The Third Type of Jasmine
Traditional Types of Jasmine
Most have heard of the exquisite Jasmine Grandiflorum Absolute, traditionally used in Chanel fine fragrances, however volumes of this traditional ingredient are now being eclipsed by Jasmine Sambac, which adds the sweet, spicy note to Christian Dior’s J’Adore fragrance.
Image: Jasmine Auriculatum flowers after harvest
The Third Type
Our Indian supplier partner has now introduced a third type of Jasmine Absolute: Jasmine Auriculatum.
In an impatient world, those smelling Jasmine Auriculatum from the bottle for the first time will declare that it brings shame to the Jasmine family. Those willing to put the absolute on a smelling strip will say they have tried it, but it is not for them. Those who leave it on the stick for 20 minutes will notice that, after the initial high boilers have gone, you are left with a lush, intense aroma that is reminiscent of its Jasmine cousins but with an addition of green and foreign notes. Try leaving the strip for 1 to 4 days and when you return each time, you will see how powerful a small amount of this Tamil grown gem will be in your formulations.
Jasmine flowers are too delicate to be steam distilled so are extracted using a solvent, which is then removed using an ethanol wash. As such, trace levels of solvent remain after the production of the absolute so it cannot be certified organic.

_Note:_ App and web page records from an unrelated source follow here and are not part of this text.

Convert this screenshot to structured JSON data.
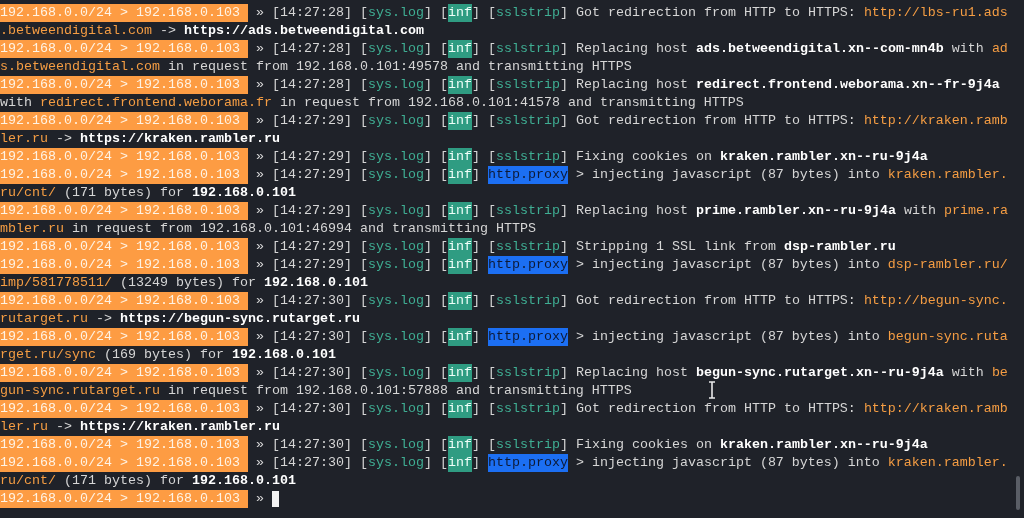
{
  "terminal": {
    "lines": [
      {
        "segs": [
          {
            "kind": "prompt",
            "text": "192.168.0.0/24 > 192.168.0.103 "
          },
          {
            "kind": "plain",
            "text": " » [14:27:28] ["
          },
          {
            "kind": "tag",
            "text": "sys.log"
          },
          {
            "kind": "plain",
            "text": "] ["
          },
          {
            "kind": "level",
            "text": "inf"
          },
          {
            "kind": "plain",
            "text": "] ["
          },
          {
            "kind": "tag",
            "text": "sslstrip"
          },
          {
            "kind": "plain",
            "text": "] Got redirection from HTTP to HTTPS: "
          },
          {
            "kind": "link",
            "text": "http://lbs-ru1.ads"
          }
        ]
      },
      {
        "segs": [
          {
            "kind": "link",
            "text": ".betweendigital.com"
          },
          {
            "kind": "plain",
            "text": " -> "
          },
          {
            "kind": "bold",
            "text": "https://ads.betweendigital.com"
          }
        ]
      },
      {
        "segs": [
          {
            "kind": "prompt",
            "text": "192.168.0.0/24 > 192.168.0.103 "
          },
          {
            "kind": "plain",
            "text": " » [14:27:28] ["
          },
          {
            "kind": "tag",
            "text": "sys.log"
          },
          {
            "kind": "plain",
            "text": "] ["
          },
          {
            "kind": "level",
            "text": "inf"
          },
          {
            "kind": "plain",
            "text": "] ["
          },
          {
            "kind": "tag",
            "text": "sslstrip"
          },
          {
            "kind": "plain",
            "text": "] Replacing host "
          },
          {
            "kind": "bold",
            "text": "ads.betweendigital.xn--com-mn4b"
          },
          {
            "kind": "plain",
            "text": " with "
          },
          {
            "kind": "link",
            "text": "ad"
          }
        ]
      },
      {
        "segs": [
          {
            "kind": "link",
            "text": "s.betweendigital.com"
          },
          {
            "kind": "plain",
            "text": " in request from 192.168.0.101:49578 and transmitting HTTPS"
          }
        ]
      },
      {
        "segs": [
          {
            "kind": "prompt",
            "text": "192.168.0.0/24 > 192.168.0.103 "
          },
          {
            "kind": "plain",
            "text": " » [14:27:28] ["
          },
          {
            "kind": "tag",
            "text": "sys.log"
          },
          {
            "kind": "plain",
            "text": "] ["
          },
          {
            "kind": "level",
            "text": "inf"
          },
          {
            "kind": "plain",
            "text": "] ["
          },
          {
            "kind": "tag",
            "text": "sslstrip"
          },
          {
            "kind": "plain",
            "text": "] Replacing host "
          },
          {
            "kind": "bold",
            "text": "redirect.frontend.weborama.xn--fr-9j4a"
          }
        ]
      },
      {
        "segs": [
          {
            "kind": "plain",
            "text": "with "
          },
          {
            "kind": "link",
            "text": "redirect.frontend.weborama.fr"
          },
          {
            "kind": "plain",
            "text": " in request from 192.168.0.101:41578 and transmitting HTTPS"
          }
        ]
      },
      {
        "segs": [
          {
            "kind": "prompt",
            "text": "192.168.0.0/24 > 192.168.0.103 "
          },
          {
            "kind": "plain",
            "text": " » [14:27:29] ["
          },
          {
            "kind": "tag",
            "text": "sys.log"
          },
          {
            "kind": "plain",
            "text": "] ["
          },
          {
            "kind": "level",
            "text": "inf"
          },
          {
            "kind": "plain",
            "text": "] ["
          },
          {
            "kind": "tag",
            "text": "sslstrip"
          },
          {
            "kind": "plain",
            "text": "] Got redirection from HTTP to HTTPS: "
          },
          {
            "kind": "link",
            "text": "http://kraken.ramb"
          }
        ]
      },
      {
        "segs": [
          {
            "kind": "link",
            "text": "ler.ru"
          },
          {
            "kind": "plain",
            "text": " -> "
          },
          {
            "kind": "bold",
            "text": "https://kraken.rambler.ru"
          }
        ]
      },
      {
        "segs": [
          {
            "kind": "prompt",
            "text": "192.168.0.0/24 > 192.168.0.103 "
          },
          {
            "kind": "plain",
            "text": " » [14:27:29] ["
          },
          {
            "kind": "tag",
            "text": "sys.log"
          },
          {
            "kind": "plain",
            "text": "] ["
          },
          {
            "kind": "level",
            "text": "inf"
          },
          {
            "kind": "plain",
            "text": "] ["
          },
          {
            "kind": "tag",
            "text": "sslstrip"
          },
          {
            "kind": "plain",
            "text": "] Fixing cookies on "
          },
          {
            "kind": "bold",
            "text": "kraken.rambler.xn--ru-9j4a"
          }
        ]
      },
      {
        "segs": [
          {
            "kind": "prompt",
            "text": "192.168.0.0/24 > 192.168.0.103 "
          },
          {
            "kind": "plain",
            "text": " » [14:27:29] ["
          },
          {
            "kind": "tag",
            "text": "sys.log"
          },
          {
            "kind": "plain",
            "text": "] ["
          },
          {
            "kind": "level",
            "text": "inf"
          },
          {
            "kind": "plain",
            "text": "] "
          },
          {
            "kind": "module",
            "text": "http.proxy"
          },
          {
            "kind": "plain",
            "text": " > injecting javascript (87 bytes) into "
          },
          {
            "kind": "link",
            "text": "kraken.rambler."
          }
        ]
      },
      {
        "segs": [
          {
            "kind": "link",
            "text": "ru/cnt/"
          },
          {
            "kind": "plain",
            "text": " (171 bytes) for "
          },
          {
            "kind": "bold",
            "text": "192.168.0.101"
          }
        ]
      },
      {
        "segs": [
          {
            "kind": "prompt",
            "text": "192.168.0.0/24 > 192.168.0.103 "
          },
          {
            "kind": "plain",
            "text": " » [14:27:29] ["
          },
          {
            "kind": "tag",
            "text": "sys.log"
          },
          {
            "kind": "plain",
            "text": "] ["
          },
          {
            "kind": "level",
            "text": "inf"
          },
          {
            "kind": "plain",
            "text": "] ["
          },
          {
            "kind": "tag",
            "text": "sslstrip"
          },
          {
            "kind": "plain",
            "text": "] Replacing host "
          },
          {
            "kind": "bold",
            "text": "prime.rambler.xn--ru-9j4a"
          },
          {
            "kind": "plain",
            "text": " with "
          },
          {
            "kind": "link",
            "text": "prime.ra"
          }
        ]
      },
      {
        "segs": [
          {
            "kind": "link",
            "text": "mbler.ru"
          },
          {
            "kind": "plain",
            "text": " in request from 192.168.0.101:46994 and transmitting HTTPS"
          }
        ]
      },
      {
        "segs": [
          {
            "kind": "prompt",
            "text": "192.168.0.0/24 > 192.168.0.103 "
          },
          {
            "kind": "plain",
            "text": " » [14:27:29] ["
          },
          {
            "kind": "tag",
            "text": "sys.log"
          },
          {
            "kind": "plain",
            "text": "] ["
          },
          {
            "kind": "level",
            "text": "inf"
          },
          {
            "kind": "plain",
            "text": "] ["
          },
          {
            "kind": "tag",
            "text": "sslstrip"
          },
          {
            "kind": "plain",
            "text": "] Stripping 1 SSL link from "
          },
          {
            "kind": "bold",
            "text": "dsp-rambler.ru"
          }
        ]
      },
      {
        "segs": [
          {
            "kind": "prompt",
            "text": "192.168.0.0/24 > 192.168.0.103 "
          },
          {
            "kind": "plain",
            "text": " » [14:27:29] ["
          },
          {
            "kind": "tag",
            "text": "sys.log"
          },
          {
            "kind": "plain",
            "text": "] ["
          },
          {
            "kind": "level",
            "text": "inf"
          },
          {
            "kind": "plain",
            "text": "] "
          },
          {
            "kind": "module",
            "text": "http.proxy"
          },
          {
            "kind": "plain",
            "text": " > injecting javascript (87 bytes) into "
          },
          {
            "kind": "link",
            "text": "dsp-rambler.ru/"
          }
        ]
      },
      {
        "segs": [
          {
            "kind": "link",
            "text": "imp/581778511/"
          },
          {
            "kind": "plain",
            "text": " (13249 bytes) for "
          },
          {
            "kind": "bold",
            "text": "192.168.0.101"
          }
        ]
      },
      {
        "segs": [
          {
            "kind": "prompt",
            "text": "192.168.0.0/24 > 192.168.0.103 "
          },
          {
            "kind": "plain",
            "text": " » [14:27:30] ["
          },
          {
            "kind": "tag",
            "text": "sys.log"
          },
          {
            "kind": "plain",
            "text": "] ["
          },
          {
            "kind": "level",
            "text": "inf"
          },
          {
            "kind": "plain",
            "text": "] ["
          },
          {
            "kind": "tag",
            "text": "sslstrip"
          },
          {
            "kind": "plain",
            "text": "] Got redirection from HTTP to HTTPS: "
          },
          {
            "kind": "link",
            "text": "http://begun-sync."
          }
        ]
      },
      {
        "segs": [
          {
            "kind": "link",
            "text": "rutarget.ru"
          },
          {
            "kind": "plain",
            "text": " -> "
          },
          {
            "kind": "bold",
            "text": "https://begun-sync.rutarget.ru"
          }
        ]
      },
      {
        "segs": [
          {
            "kind": "prompt",
            "text": "192.168.0.0/24 > 192.168.0.103 "
          },
          {
            "kind": "plain",
            "text": " » [14:27:30] ["
          },
          {
            "kind": "tag",
            "text": "sys.log"
          },
          {
            "kind": "plain",
            "text": "] ["
          },
          {
            "kind": "level",
            "text": "inf"
          },
          {
            "kind": "plain",
            "text": "] "
          },
          {
            "kind": "module",
            "text": "http.proxy"
          },
          {
            "kind": "plain",
            "text": " > injecting javascript (87 bytes) into "
          },
          {
            "kind": "link",
            "text": "begun-sync.ruta"
          }
        ]
      },
      {
        "segs": [
          {
            "kind": "link",
            "text": "rget.ru/sync"
          },
          {
            "kind": "plain",
            "text": " (169 bytes) for "
          },
          {
            "kind": "bold",
            "text": "192.168.0.101"
          }
        ]
      },
      {
        "segs": [
          {
            "kind": "prompt",
            "text": "192.168.0.0/24 > 192.168.0.103 "
          },
          {
            "kind": "plain",
            "text": " » [14:27:30] ["
          },
          {
            "kind": "tag",
            "text": "sys.log"
          },
          {
            "kind": "plain",
            "text": "] ["
          },
          {
            "kind": "level",
            "text": "inf"
          },
          {
            "kind": "plain",
            "text": "] ["
          },
          {
            "kind": "tag",
            "text": "sslstrip"
          },
          {
            "kind": "plain",
            "text": "] Replacing host "
          },
          {
            "kind": "bold",
            "text": "begun-sync.rutarget.xn--ru-9j4a"
          },
          {
            "kind": "plain",
            "text": " with "
          },
          {
            "kind": "link",
            "text": "be"
          }
        ]
      },
      {
        "segs": [
          {
            "kind": "link",
            "text": "gun-sync.rutarget.ru"
          },
          {
            "kind": "plain",
            "text": " in request from 192.168.0.101:57888 and transmitting HTTPS"
          }
        ]
      },
      {
        "segs": [
          {
            "kind": "prompt",
            "text": "192.168.0.0/24 > 192.168.0.103 "
          },
          {
            "kind": "plain",
            "text": " » [14:27:30] ["
          },
          {
            "kind": "tag",
            "text": "sys.log"
          },
          {
            "kind": "plain",
            "text": "] ["
          },
          {
            "kind": "level",
            "text": "inf"
          },
          {
            "kind": "plain",
            "text": "] ["
          },
          {
            "kind": "tag",
            "text": "sslstrip"
          },
          {
            "kind": "plain",
            "text": "] Got redirection from HTTP to HTTPS: "
          },
          {
            "kind": "link",
            "text": "http://kraken.ramb"
          }
        ]
      },
      {
        "segs": [
          {
            "kind": "link",
            "text": "ler.ru"
          },
          {
            "kind": "plain",
            "text": " -> "
          },
          {
            "kind": "bold",
            "text": "https://kraken.rambler.ru"
          }
        ]
      },
      {
        "segs": [
          {
            "kind": "prompt",
            "text": "192.168.0.0/24 > 192.168.0.103 "
          },
          {
            "kind": "plain",
            "text": " » [14:27:30] ["
          },
          {
            "kind": "tag",
            "text": "sys.log"
          },
          {
            "kind": "plain",
            "text": "] ["
          },
          {
            "kind": "level",
            "text": "inf"
          },
          {
            "kind": "plain",
            "text": "] ["
          },
          {
            "kind": "tag",
            "text": "sslstrip"
          },
          {
            "kind": "plain",
            "text": "] Fixing cookies on "
          },
          {
            "kind": "bold",
            "text": "kraken.rambler.xn--ru-9j4a"
          }
        ]
      },
      {
        "segs": [
          {
            "kind": "prompt",
            "text": "192.168.0.0/24 > 192.168.0.103 "
          },
          {
            "kind": "plain",
            "text": " » [14:27:30] ["
          },
          {
            "kind": "tag",
            "text": "sys.log"
          },
          {
            "kind": "plain",
            "text": "] ["
          },
          {
            "kind": "level",
            "text": "inf"
          },
          {
            "kind": "plain",
            "text": "] "
          },
          {
            "kind": "module",
            "text": "http.proxy"
          },
          {
            "kind": "plain",
            "text": " > injecting javascript (87 bytes) into "
          },
          {
            "kind": "link",
            "text": "kraken.rambler."
          }
        ]
      },
      {
        "segs": [
          {
            "kind": "link",
            "text": "ru/cnt/"
          },
          {
            "kind": "plain",
            "text": " (171 bytes) for "
          },
          {
            "kind": "bold",
            "text": "192.168.0.101"
          }
        ]
      },
      {
        "segs": [
          {
            "kind": "prompt",
            "text": "192.168.0.0/24 > 192.168.0.103 "
          },
          {
            "kind": "plain",
            "text": " » "
          }
        ],
        "cursor": true
      }
    ]
  }
}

Image: Jasmine Auriculatum flowers
We are receiving this year’s samples in the coming weeks, contact us at email@example.com to experience Jasmine Auriculatum (and of course Grandiflorum and Sambac).
If you haven’t seen it, why not check out last July’s Product of the Month: Tea Tree Oil.